Alexander Ward

Choosing Value

Alexander Ward
Choosing Value

I’ve been wanting to write about this a while now but each time I’ve opened my laptop and start to form the first sentence, I find myself at a loss for words, unable to articulate what I want to get across and inevitably postpone to another day. But today, finally, I want to talk about value.

I spent 2017 progressing swiftly, working with a raft of new and incredible people on a ton of projects. I’m proud with how I’ve developed and the new challenges I took on, the new things I learned. I’m proud, too, of my relationship with my own value and changing the balance of paid versus collaborative (read: free) gigs to a point where the former overshadows the latter. But this wasn’t simply an evolution – it was a conscious choice.

When I first started out and was finding my feet, I worked collaboratively with everyone – building my portfolio and experience and helping people without budgets get some new shots. It made me feel good too – as things developed I was able to help people with something creative they could use across their blogs and social accounts, I was giving them something which helped them create content and in some cases, fulfil an agreement with brands they’d committed to promote.

Through these collaborations I found new friends, exciting networks and built awareness of my work, but also, I found myself frustrated; people would cancel last minute, forget to credit me, not bother with communicating unless they benefited or, in rare and worst instances, cast my work aside as soon as they had it.

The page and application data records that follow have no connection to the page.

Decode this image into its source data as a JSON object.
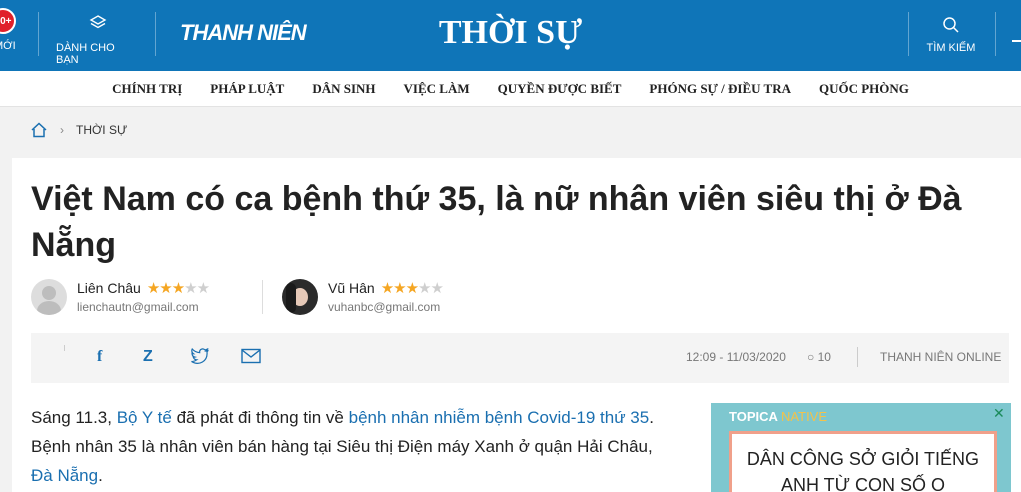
{
  "topbar": {
    "badge": "10+",
    "new_label": "MỚI",
    "for_you_label": "DÀNH CHO BẠN",
    "logo": "THANH NIÊN",
    "section": "THỜI SỰ",
    "search_label": "TÌM KIẾM",
    "brand_color": "#0f75b8"
  },
  "nav": {
    "items": [
      "CHÍNH TRỊ",
      "PHÁP LUẬT",
      "DÂN SINH",
      "VIỆC LÀM",
      "QUYỀN ĐƯỢC BIẾT",
      "PHÓNG SỰ / ĐIỀU TRA",
      "QUỐC PHÒNG"
    ]
  },
  "breadcrumb": {
    "section": "THỜI SỰ"
  },
  "article": {
    "title": "Việt Nam có ca bệnh thứ 35, là nữ nhân viên siêu thị ở Đà Nẵng",
    "authors": [
      {
        "name": "Liên Châu",
        "email": "lienchautn@gmail.com",
        "rating": 3,
        "rating_max": 5
      },
      {
        "name": "Vũ Hân",
        "email": "vuhanbc@gmail.com",
        "rating": 3,
        "rating_max": 5
      }
    ],
    "timestamp": "12:09 - 11/03/2020",
    "comments": "10",
    "source": "THANH NIÊN ONLINE",
    "body": {
      "p1": "Sáng 11.3, ",
      "l1": "Bộ Y tế",
      "p2": " đã phát đi thông tin về ",
      "l2": "bệnh nhân nhiễm bệnh Covid-19 thứ 35",
      "p3": ". Bệnh nhân 35 là nhân viên bán hàng tại Siêu thị Điện máy Xanh ở quận Hải Châu, ",
      "l3": "Đà Nẵng",
      "p4": "."
    }
  },
  "share": {
    "icons": [
      "facebook-icon",
      "zalo-icon",
      "twitter-icon",
      "email-icon"
    ]
  },
  "ad": {
    "brand": "TOPICA",
    "brand_accent": "NATIVE",
    "headline": "DÂN CÔNG SỞ GIỎI TIẾNG ANH TỪ CON SỐ O"
  }
}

I put a lot of thought into each of these instances and compared them against my other work, spoke to various sounding boards and got as much advice as I could from people I trusted. I never found this in my paid work, so what was so different about collaborations? They should be better, healthier relationships – right?

What I discovered in all this was both how people value my work and how I value myself. The fact of the matter is, the Manchester photography scene is busy. It’s full of new and experienced photographers and plenty are willing to work for free to do just as I did – build their portfolios and help people out – but that in itself is a problem. The value of our work is lowered, and with that loss of value comes less respect for the relationships we build and the time we invest. It’s not just about lost time for me – it’s personal. I’m really invested in this. I love doing something creative I’m really passionate about, uncovering new people and telling stories – when I’m devalued in such a way I feel truly let down, like putting your trust in someone that you’ll work together and them taking an unfair slice of the cake.

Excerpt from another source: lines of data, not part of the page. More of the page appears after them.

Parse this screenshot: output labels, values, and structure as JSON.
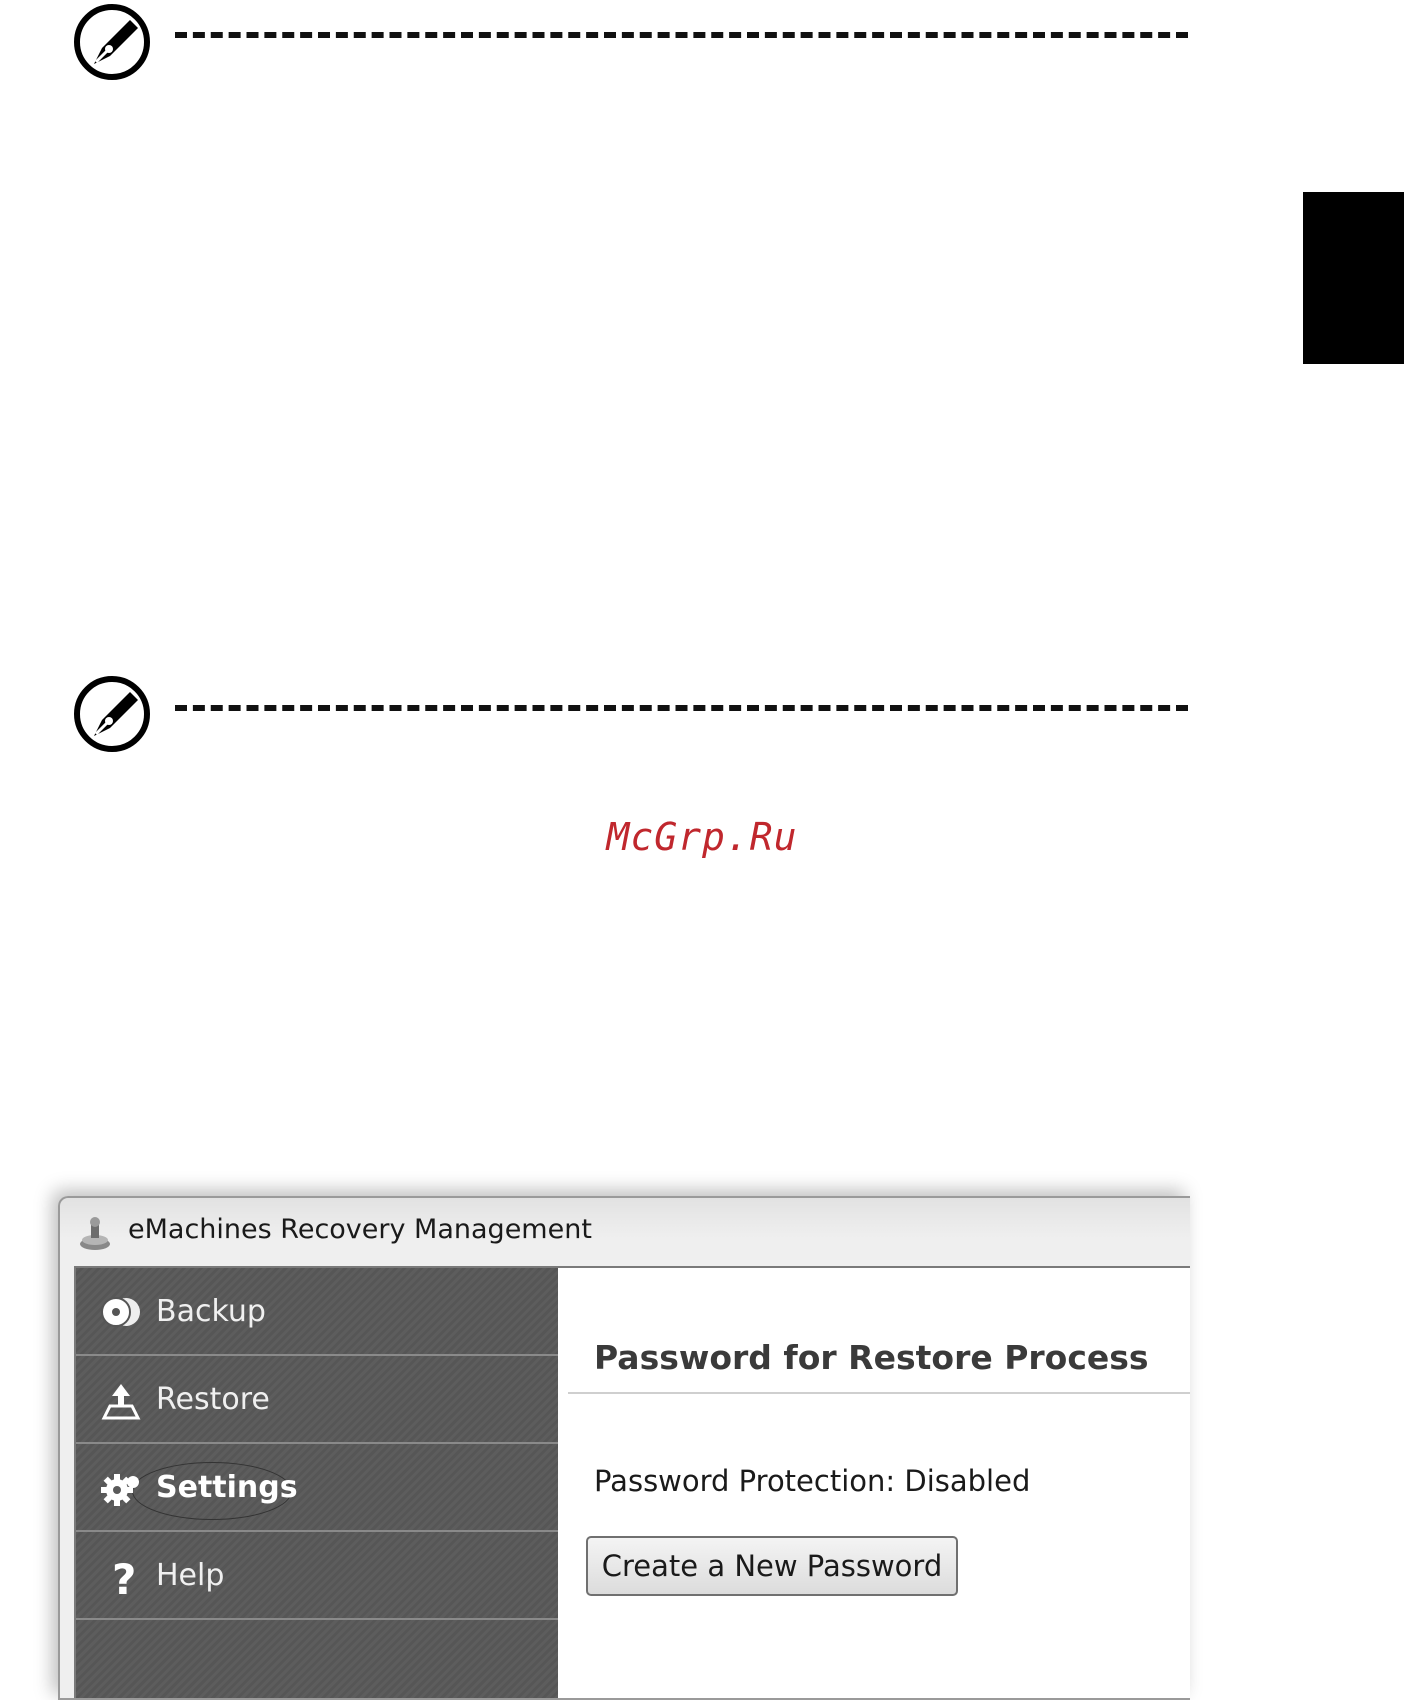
{
  "watermark": "McGrp.Ru",
  "app": {
    "title": "eMachines Recovery Management",
    "nav_items": [
      {
        "label": "Backup",
        "icon": "disc-icon"
      },
      {
        "label": "Restore",
        "icon": "restore-icon"
      },
      {
        "label": "Settings",
        "icon": "gear-icon",
        "active": true
      },
      {
        "label": "Help",
        "icon": "help-icon"
      }
    ],
    "content": {
      "heading": "Password for Restore Process",
      "status": "Password Protection: Disabled",
      "button_label": "Create a New Password"
    }
  }
}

So, I shifted what I was doing. I let the paid work increase and then I took the lessons from my paid work into my collaborations, working only on truly collaborative content that you plan, invest in and create together. The change was amazing – it bestowed me the time and energy to put into collab shoots, bringing together a creative vision and realising it together. Equally invested and building one another up as you go.

If you’ve been in touch for a collaboration work over the last 6-9 months you’ll have seen this switch in mindset in action. This isn’t just an important lesson for myself, but for creatives everywhere – especially in crowded scenes like Manchester. If you’re a blogger working with a brand for free, remember the number of people they’ve already approached who turned down free-work and how, if everyone done the same, everyone would be much better off.

In Conclusion...

If you're a blogger, photographer, artist, writer or indeed any creative, you'll know what it's like to do free work to build your portfolio or get on a radar, but our creations have meaning and we must work collectively to attach a value to them together. And in those times where we do not charge, let's ensure our value remains. 

With total love and appreciation of the support I have, Alex.